President Trump with Secretary of Education Betsy DeVos and Secretary of Agriculture Sonny Perdue on March 2. Photo: Drew Angerer/Getty Images

President Trump moved to protect regulations issued by Education Secretary Betsy DeVos that restrict federal student loan forgiveness in a veto issued Friday night.

The big picture: Several veterans' groups have argued that the rules, which make it more difficult for student borrowers to prove that a college defrauded them, will harm former service members cheated by for-profit colleges, the New York Times reports.

What they're saying: Trump said the vetoed legislation "sought to reimpose an Obama-era regulation that defined educational fraud so broadly that it threatened to paralyze the Nation’s system of higher education."

  • "@realDonaldTrump's decision today to veto the #bipartisan resolution, against the request of 3 dozen veterans organizations, is a blow to #veterans, #servicemembers & their families," the advocacy organization Veterans Education Success tweeted Friday.

What's next: The new rules are expected to go into effect on July 1, per the Times.

Go deeper: DeVos urged by 51 AGs to cancel disabled veterans' student debts

Go deeper

Jun 24, 2020 - Health

The pandemic's lost years

Illustration: Sarah Grillo/Axios

Even while still living in the midst of the coronavirus pandemic, we're starting to see the long-term effects of lost schooling, curtailed travel and shuttered businesses.
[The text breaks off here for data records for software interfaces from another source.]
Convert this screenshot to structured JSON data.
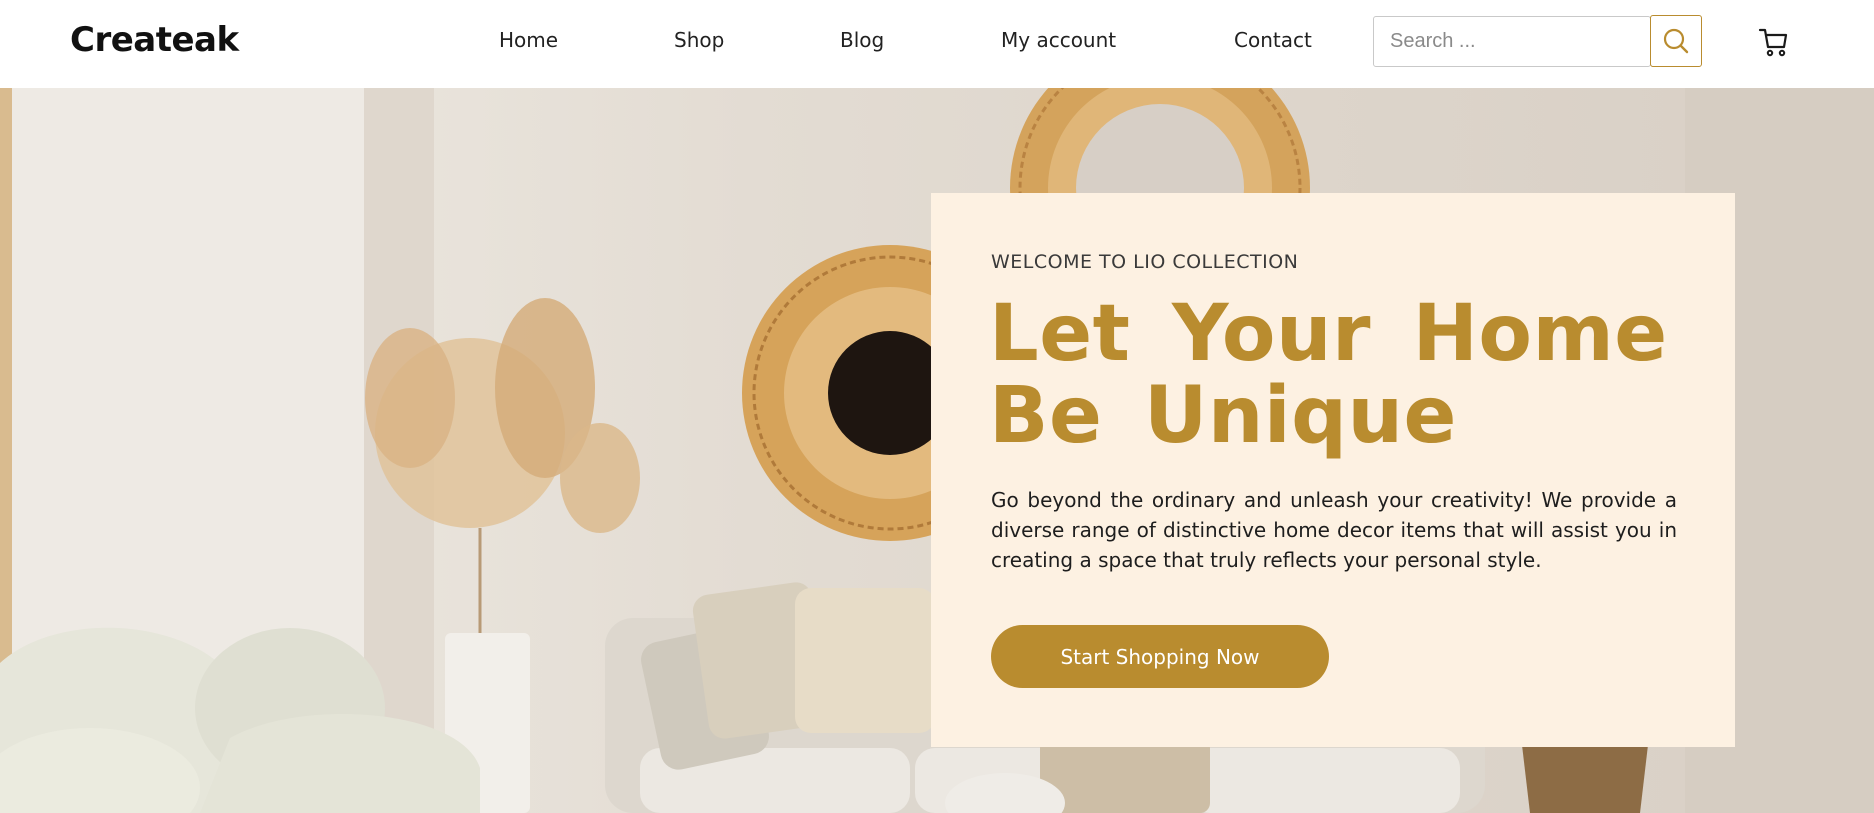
{
  "brand": {
    "logo_text": "Createak",
    "accent_color": "#b98c2f",
    "card_bg": "#fdf1e2"
  },
  "nav": {
    "items": [
      {
        "label": "Home"
      },
      {
        "label": "Shop"
      },
      {
        "label": "Blog"
      },
      {
        "label": "My account"
      },
      {
        "label": "Contact"
      }
    ]
  },
  "search": {
    "placeholder": "Search ...",
    "value": "",
    "button_icon": "search-icon"
  },
  "cart": {
    "icon": "cart-icon"
  },
  "hero": {
    "eyebrow": "WELCOME TO LIO COLLECTION",
    "headline": "Let Your Home Be Unique",
    "body": "Go beyond the ordinary and unleash your creativity! We provide a diverse range of distinctive home decor items that will assist you in creating a space that truly reflects your personal style.",
    "cta_label": "Start Shopping Now",
    "background_image": "living-room-photo"
  }
}
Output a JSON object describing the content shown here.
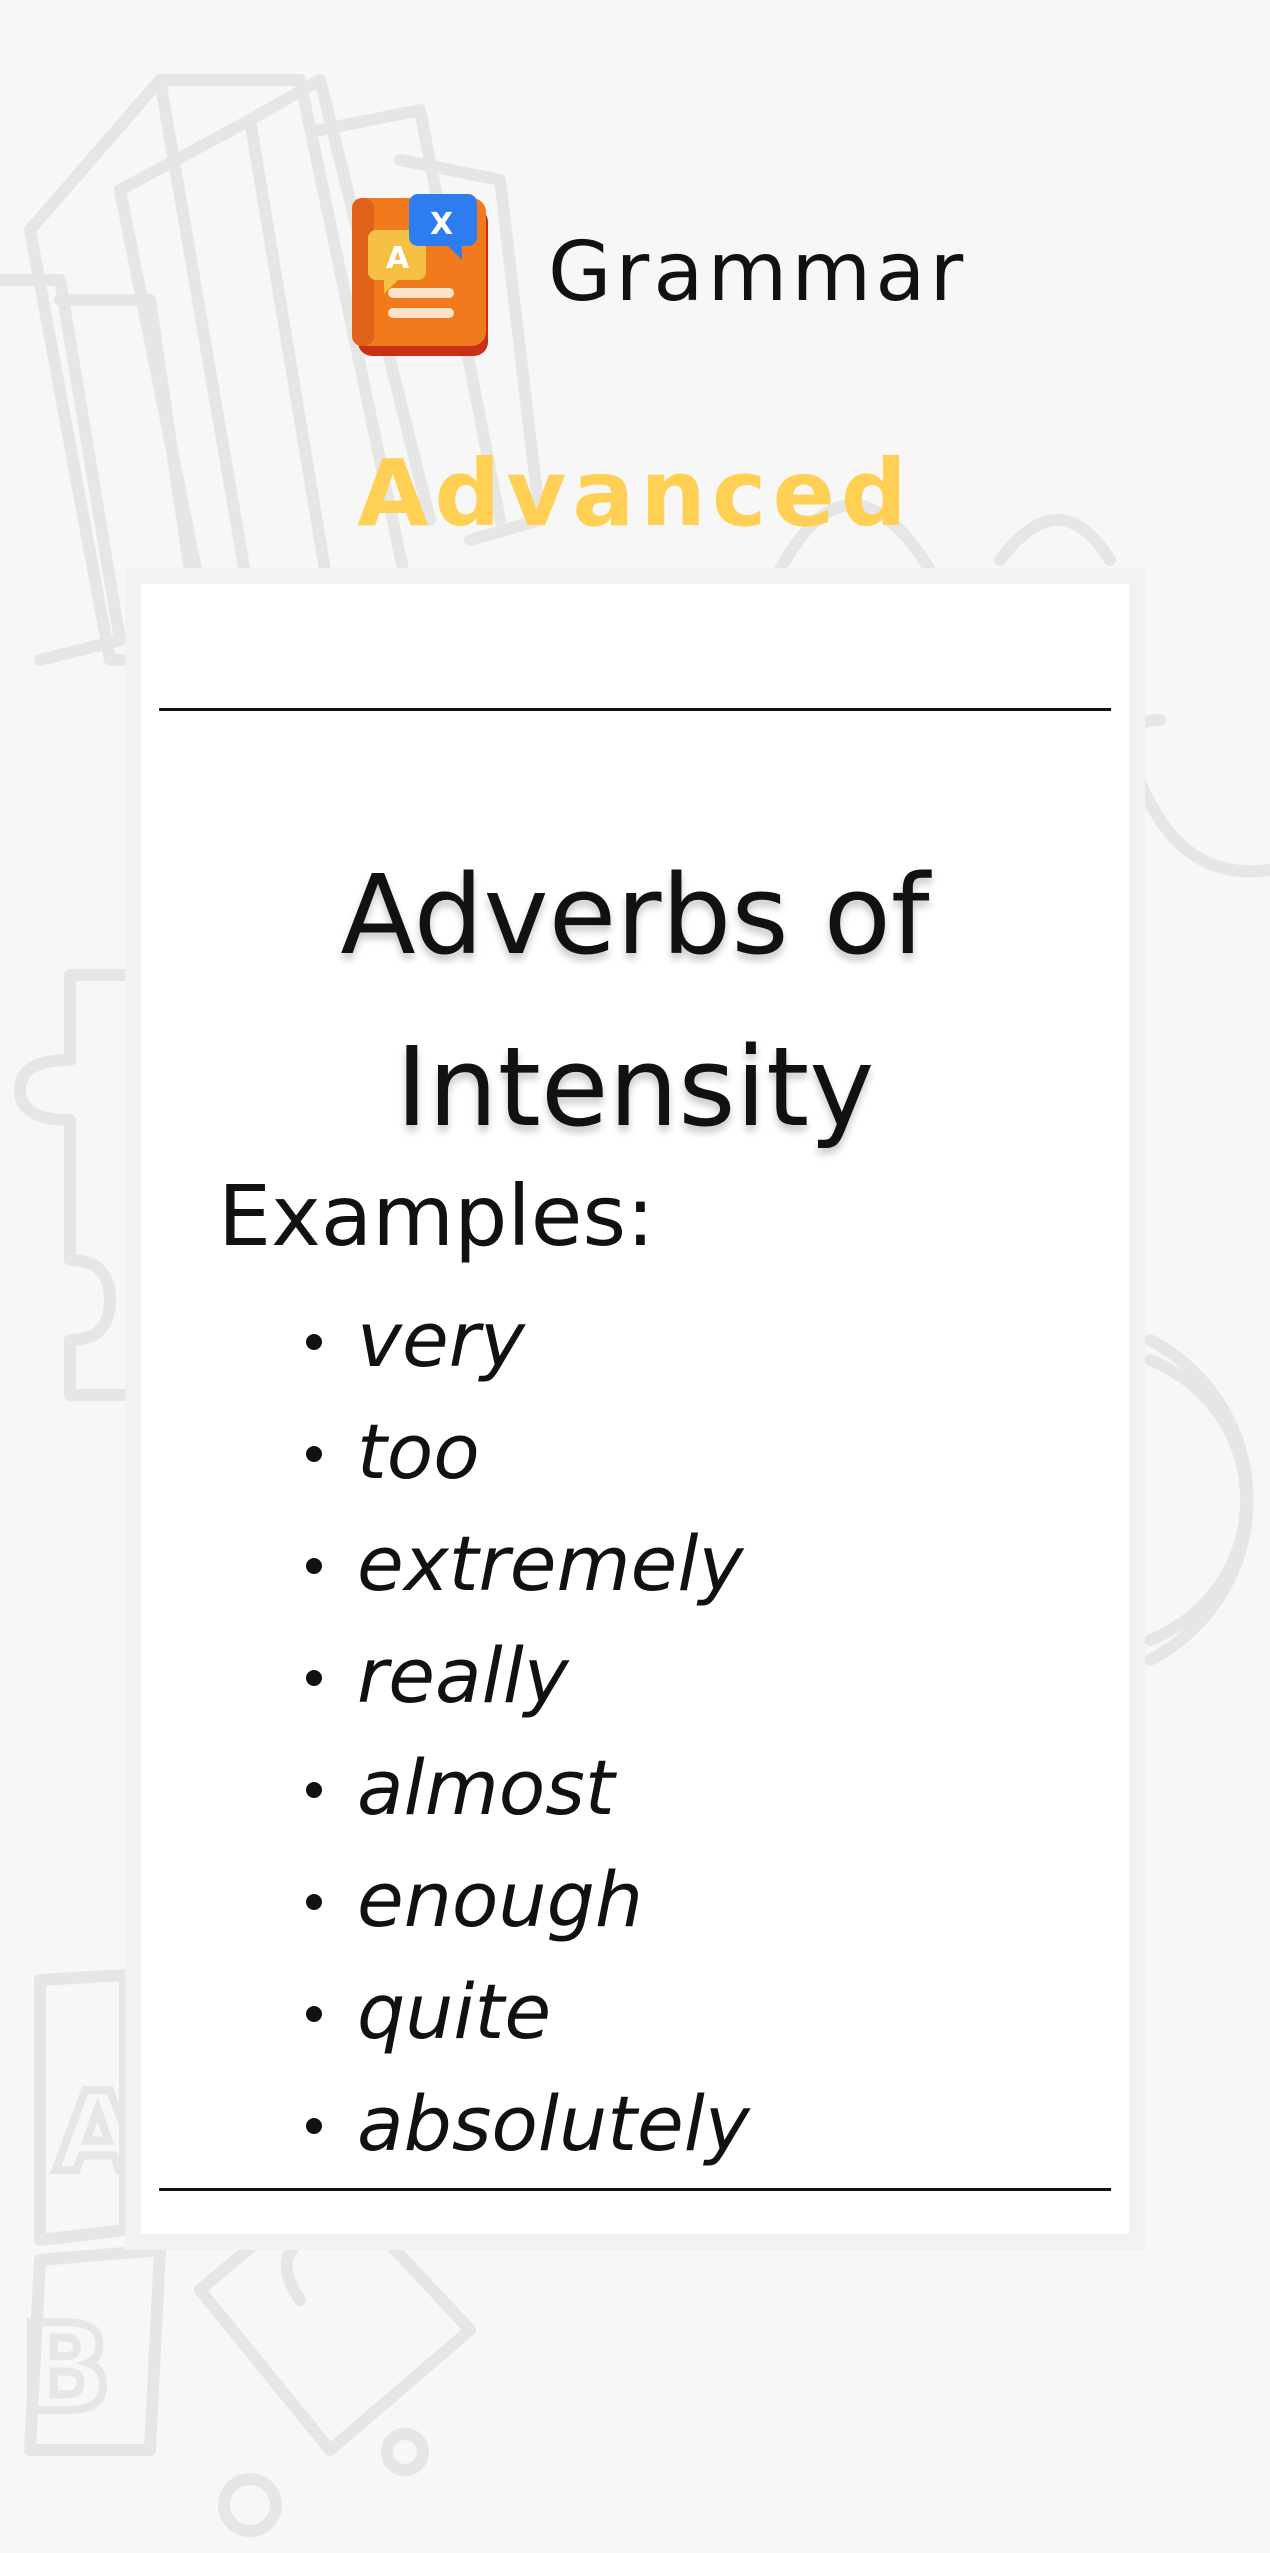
{
  "header": {
    "brand": "Grammar",
    "icon": "grammar-book-translate-icon"
  },
  "level": "Advanced",
  "card": {
    "title_line1": "Adverbs of",
    "title_line2": "Intensity",
    "examples_label": "Examples:",
    "examples": [
      "very",
      "too",
      "extremely",
      "really",
      "almost",
      "enough",
      "quite",
      "absolutely"
    ]
  },
  "colors": {
    "accent": "#ffd054",
    "icon_orange": "#f07a1c",
    "icon_blue": "#2d7cf0",
    "text": "#111111",
    "background": "#f7f7f7"
  }
}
Why it matters: The U.S. will see some $7.9 trillion in lost economic growth through this decade, according to the Congressional Budget Office. The World Bank, meanwhile, predicts global gross domestic product will shrink by 5.2% in 2020 alone — nearly three times as much as the 2009 recession.

Coronavirus cramps the college experience

Illustration: Aïda Amer/Axios

Today's college students won't have a normal college experience — one with classes, graduations, internships and campus love.

Where it stands: Colleges' decisions about openings and closing are just as inconsistent as school districts', but with different stakes and a lot more money on the line.

End of broadband pledge could cut lifelines for families

Illustration: Annelise Capossela/Axios

Internet service providers' pledges to waive fees and forgive missed payments end on June 30, likely cutting off service for some families who can't pay their bills due to the economic impact of the pandemic.

Why it matters: Cutting off internet service for families and students will worsen the loss of knowledge and academic skills that students face over the summer, as well as sever lifelines for those who need broadband connections for work, summer school, searching for jobs and getting news.